What is required:
Search each line of the data for the word "verb"; copy every line where it is found.

[Dataset rows describing interfaces]
»»

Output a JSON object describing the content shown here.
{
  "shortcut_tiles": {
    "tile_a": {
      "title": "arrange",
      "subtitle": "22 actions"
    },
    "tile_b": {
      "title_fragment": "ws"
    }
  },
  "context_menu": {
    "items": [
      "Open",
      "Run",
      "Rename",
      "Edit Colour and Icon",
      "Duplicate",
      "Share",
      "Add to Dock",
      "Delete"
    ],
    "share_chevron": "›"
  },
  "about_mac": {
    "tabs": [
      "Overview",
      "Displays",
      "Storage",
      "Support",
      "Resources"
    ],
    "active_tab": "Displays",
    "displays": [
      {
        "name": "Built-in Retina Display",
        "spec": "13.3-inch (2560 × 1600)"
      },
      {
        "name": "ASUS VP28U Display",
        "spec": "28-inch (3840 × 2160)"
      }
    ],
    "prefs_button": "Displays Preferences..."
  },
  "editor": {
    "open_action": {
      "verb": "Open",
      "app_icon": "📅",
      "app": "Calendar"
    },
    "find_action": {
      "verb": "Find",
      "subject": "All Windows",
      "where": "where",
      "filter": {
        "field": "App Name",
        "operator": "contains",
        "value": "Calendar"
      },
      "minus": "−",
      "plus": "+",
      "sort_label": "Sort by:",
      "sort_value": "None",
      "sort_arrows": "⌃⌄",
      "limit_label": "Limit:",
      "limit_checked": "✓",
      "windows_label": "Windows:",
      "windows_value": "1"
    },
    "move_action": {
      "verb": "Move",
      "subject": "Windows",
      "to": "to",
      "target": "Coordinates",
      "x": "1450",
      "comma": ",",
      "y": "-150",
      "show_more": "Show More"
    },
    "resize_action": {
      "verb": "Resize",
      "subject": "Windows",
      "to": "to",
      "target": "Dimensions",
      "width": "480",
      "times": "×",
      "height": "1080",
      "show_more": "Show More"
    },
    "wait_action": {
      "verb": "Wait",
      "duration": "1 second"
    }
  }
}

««

Result of this exercise:
      "verb": "Open",
      "verb": "Find",
      "verb": "Move",
      "verb": "Resize",
      "verb": "Wait",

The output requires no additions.